In the 2001 gung-ho flag waver Pearl Harbor, Ben Affleck and Josh Hartnett portray two American fliers based loosely on real life heroes Kenneth Taylor and George Welch, who managed to get their P-40 aircraft off the ground during the December 7, 1941 Japanese attack on Hawaii. With extraordinary courage they took on the Japanese strike force consisting of hundreds of aircraft and shot down eight of them (four apiece). Nominated for the Medal of Honor, the two men had to settle for DFC’s after senior officers disgracefully argued that they ‘had taken off without proper authorization.’ Welch would be later killed as a test pilot at 36.
Walt Disney’s brother Roy issued thousands of Pollyanna Photo Locket Necklaces, each one containing the following quote attributed to Abe Lincoln in the movie Pollyanna (1960) – ‘When you look for the bad in mankind, expecting to find it, you surely will.’ Director/screenwriter David Swift rushed to Walt and asked him to withdraw the lockets at once because Abe had never said it. Swift had simply made the quote up.
Nigel Green as Colour-Sgt Bourne in Zulu (1964) The real Frank Bourne

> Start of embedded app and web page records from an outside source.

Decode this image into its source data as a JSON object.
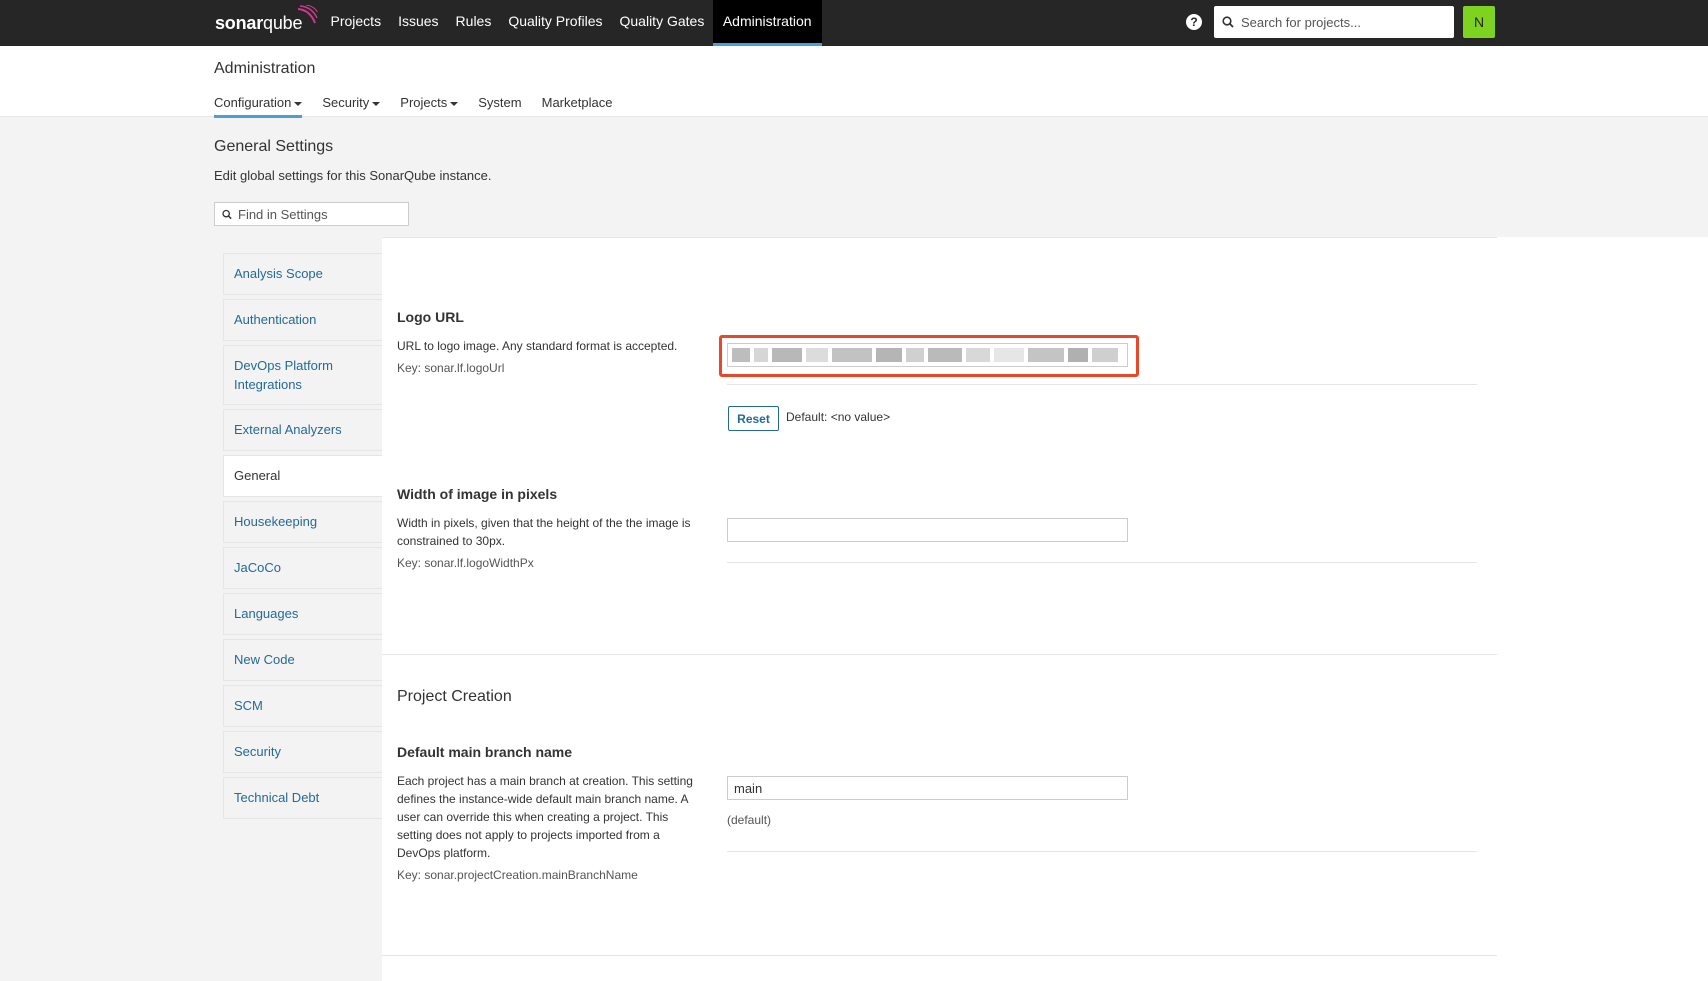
{
  "topnav": {
    "logo": {
      "brand": "sonar",
      "product": "qube"
    },
    "items": [
      {
        "label": "Projects"
      },
      {
        "label": "Issues"
      },
      {
        "label": "Rules"
      },
      {
        "label": "Quality Profiles"
      },
      {
        "label": "Quality Gates"
      },
      {
        "label": "Administration",
        "active": true
      }
    ],
    "help_icon": "?",
    "search_placeholder": "Search for projects...",
    "avatar_initial": "N"
  },
  "admin": {
    "title": "Administration",
    "tabs": [
      {
        "label": "Configuration",
        "has_caret": true,
        "active": true
      },
      {
        "label": "Security",
        "has_caret": true
      },
      {
        "label": "Projects",
        "has_caret": true
      },
      {
        "label": "System"
      },
      {
        "label": "Marketplace"
      }
    ]
  },
  "settings": {
    "title": "General Settings",
    "subtitle": "Edit global settings for this SonarQube instance.",
    "find_placeholder": "Find in Settings"
  },
  "sidebar": {
    "items": [
      {
        "label": "Analysis Scope"
      },
      {
        "label": "Authentication"
      },
      {
        "label": "DevOps Platform Integrations"
      },
      {
        "label": "External Analyzers"
      },
      {
        "label": "General",
        "active": true
      },
      {
        "label": "Housekeeping"
      },
      {
        "label": "JaCoCo"
      },
      {
        "label": "Languages"
      },
      {
        "label": "New Code"
      },
      {
        "label": "SCM"
      },
      {
        "label": "Security"
      },
      {
        "label": "Technical Debt"
      }
    ]
  },
  "logo_url": {
    "title": "Logo URL",
    "description": "URL to logo image. Any standard format is accepted.",
    "key": "Key: sonar.lf.logoUrl",
    "reset_label": "Reset",
    "default_text": "Default: <no value>"
  },
  "logo_width": {
    "title": "Width of image in pixels",
    "description": "Width in pixels, given that the height of the the image is constrained to 30px.",
    "key": "Key: sonar.lf.logoWidthPx",
    "value": ""
  },
  "project_creation": {
    "section_title": "Project Creation",
    "title": "Default main branch name",
    "description": "Each project has a main branch at creation. This setting defines the instance-wide default main branch name. A user can override this when creating a project. This setting does not apply to projects imported from a DevOps platform.",
    "key": "Key: sonar.projectCreation.mainBranchName",
    "value": "main",
    "default_hint": "(default)"
  },
  "colors": {
    "topnav_bg": "#262626",
    "accent_blue": "#4b9fd5",
    "link_blue": "#236a97",
    "avatar_green": "#7ed321",
    "highlight_red": "#e8482a"
  }
}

In the classic 1964 film Zulu, Nigel Green portrayed Colour Sergeant Bourne although he was considerably older than the real Bourne who was just 24 at the time of the defence of Rorke’s Drift in 1879. Eleven Victoria Crosses were awarded, a record for a single action, yet the number could have risen to twelve if Bourne had not opted for a commission in preference to a VC. He was the last defender to die when he passed away in 1945 at the age of 91. It might interest the reader to know that only seventeen British soldiers perished at Rorke’s Drift that day, and most of those were wounded men trapped in the wooden hospital building when the Zulus burnt it to the ground.